(Page and application data records)

__________________________________________________

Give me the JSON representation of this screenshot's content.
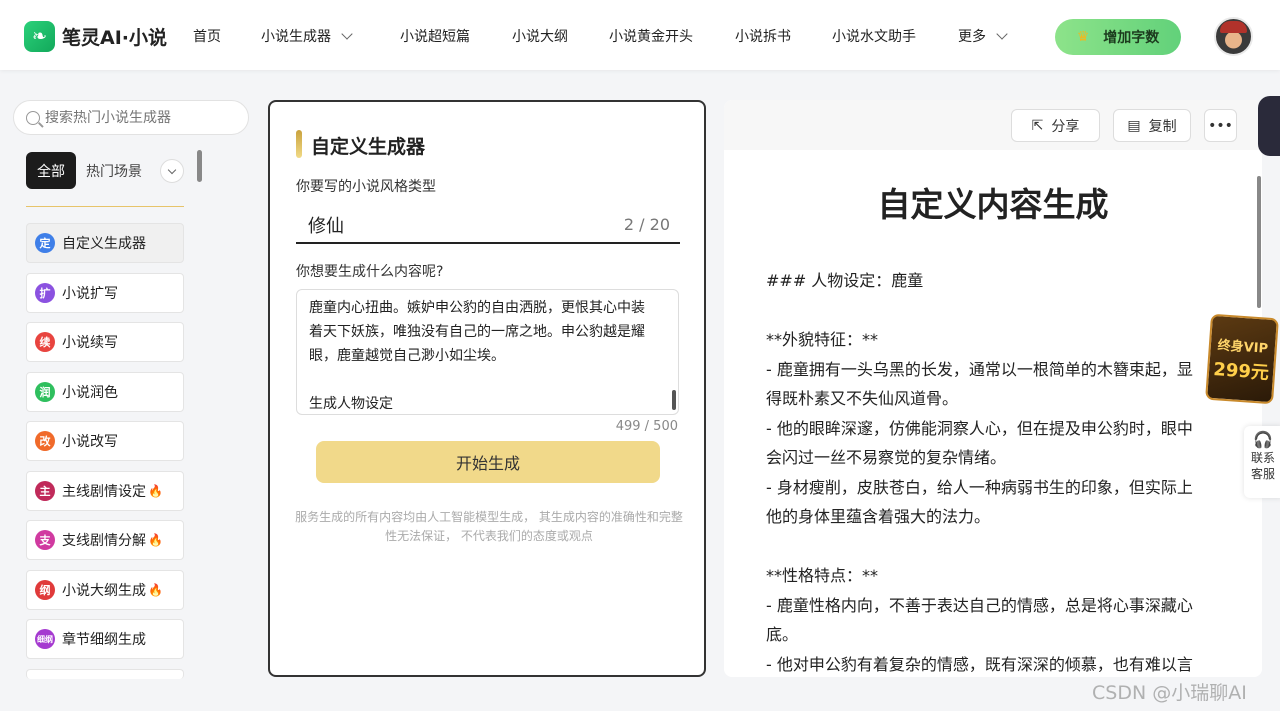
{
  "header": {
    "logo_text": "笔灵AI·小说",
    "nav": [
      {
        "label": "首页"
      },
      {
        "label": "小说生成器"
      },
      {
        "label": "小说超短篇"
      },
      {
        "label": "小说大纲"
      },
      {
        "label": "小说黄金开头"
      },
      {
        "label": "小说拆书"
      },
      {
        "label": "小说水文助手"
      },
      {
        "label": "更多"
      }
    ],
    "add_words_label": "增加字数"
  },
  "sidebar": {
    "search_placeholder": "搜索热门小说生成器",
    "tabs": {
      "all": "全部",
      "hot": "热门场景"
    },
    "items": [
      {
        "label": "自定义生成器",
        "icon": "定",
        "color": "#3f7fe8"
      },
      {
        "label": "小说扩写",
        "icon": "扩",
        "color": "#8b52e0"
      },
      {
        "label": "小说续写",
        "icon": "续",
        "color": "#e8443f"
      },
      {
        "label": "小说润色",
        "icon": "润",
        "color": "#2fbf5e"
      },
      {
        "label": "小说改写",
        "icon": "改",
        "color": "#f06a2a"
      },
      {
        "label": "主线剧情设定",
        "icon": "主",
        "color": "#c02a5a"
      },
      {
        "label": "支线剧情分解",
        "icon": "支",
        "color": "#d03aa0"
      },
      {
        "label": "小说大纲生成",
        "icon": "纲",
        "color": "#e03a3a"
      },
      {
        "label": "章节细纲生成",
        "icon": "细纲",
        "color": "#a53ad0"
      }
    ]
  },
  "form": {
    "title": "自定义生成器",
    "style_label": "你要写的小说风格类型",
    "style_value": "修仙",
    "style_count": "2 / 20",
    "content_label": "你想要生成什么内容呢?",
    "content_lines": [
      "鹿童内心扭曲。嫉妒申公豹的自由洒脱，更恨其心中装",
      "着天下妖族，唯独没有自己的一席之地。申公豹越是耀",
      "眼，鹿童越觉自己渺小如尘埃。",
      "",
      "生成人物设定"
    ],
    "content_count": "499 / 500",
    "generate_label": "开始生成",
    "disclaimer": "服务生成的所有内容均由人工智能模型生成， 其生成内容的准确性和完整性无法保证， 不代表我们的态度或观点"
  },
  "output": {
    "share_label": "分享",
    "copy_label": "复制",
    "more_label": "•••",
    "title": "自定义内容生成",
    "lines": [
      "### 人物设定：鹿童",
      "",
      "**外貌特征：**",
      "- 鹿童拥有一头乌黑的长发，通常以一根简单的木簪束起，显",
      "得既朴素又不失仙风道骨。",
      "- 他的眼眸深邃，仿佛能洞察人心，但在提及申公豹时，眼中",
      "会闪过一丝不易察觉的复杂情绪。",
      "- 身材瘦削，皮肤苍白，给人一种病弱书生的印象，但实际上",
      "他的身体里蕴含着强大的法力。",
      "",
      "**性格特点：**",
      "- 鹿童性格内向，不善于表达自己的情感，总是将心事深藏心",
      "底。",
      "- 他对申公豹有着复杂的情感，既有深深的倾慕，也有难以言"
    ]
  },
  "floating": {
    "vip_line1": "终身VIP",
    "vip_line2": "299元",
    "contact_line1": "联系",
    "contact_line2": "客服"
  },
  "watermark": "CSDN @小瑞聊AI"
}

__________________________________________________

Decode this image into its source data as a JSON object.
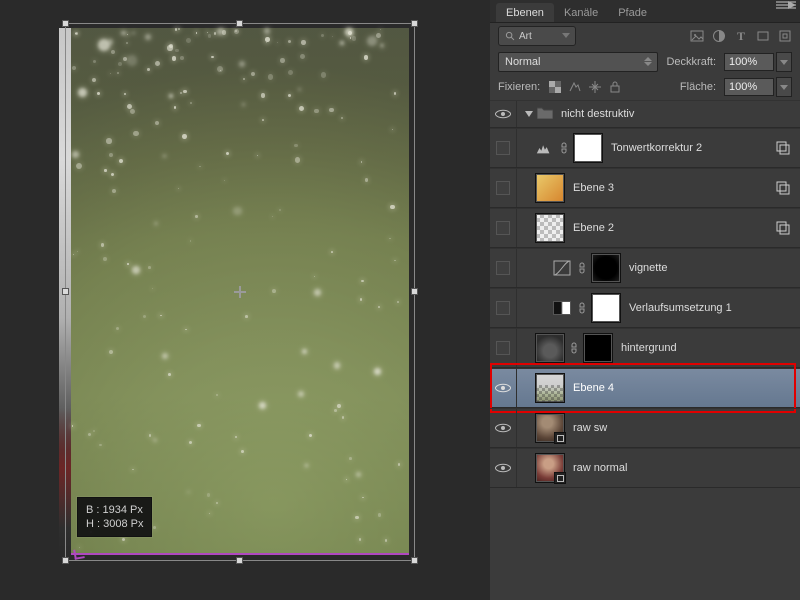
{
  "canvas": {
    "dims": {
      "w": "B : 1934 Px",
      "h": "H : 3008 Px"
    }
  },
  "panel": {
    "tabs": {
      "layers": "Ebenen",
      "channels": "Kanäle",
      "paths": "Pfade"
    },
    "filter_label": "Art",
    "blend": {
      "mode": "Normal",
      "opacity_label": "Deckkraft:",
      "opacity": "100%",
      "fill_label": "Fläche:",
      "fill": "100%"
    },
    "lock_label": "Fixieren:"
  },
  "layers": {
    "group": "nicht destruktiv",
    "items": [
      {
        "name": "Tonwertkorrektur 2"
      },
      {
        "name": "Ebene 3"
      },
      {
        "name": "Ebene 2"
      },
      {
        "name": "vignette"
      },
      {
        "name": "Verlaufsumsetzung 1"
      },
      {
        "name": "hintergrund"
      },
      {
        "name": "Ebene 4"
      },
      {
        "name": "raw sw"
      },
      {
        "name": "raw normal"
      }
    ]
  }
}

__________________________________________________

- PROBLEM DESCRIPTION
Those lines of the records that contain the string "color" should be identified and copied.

- TASK RESPONSE
        "color": "#3f7fe8"
        "color": "#8b52e0"
        "color": "#e8443f"
        "color": "#2fbf5e"
        "color": "#f06a2a"
        "color": "#c02a5a"
        "color": "#d03aa0"
        "color": "#e03a3a"
        "color": "#a53ad0"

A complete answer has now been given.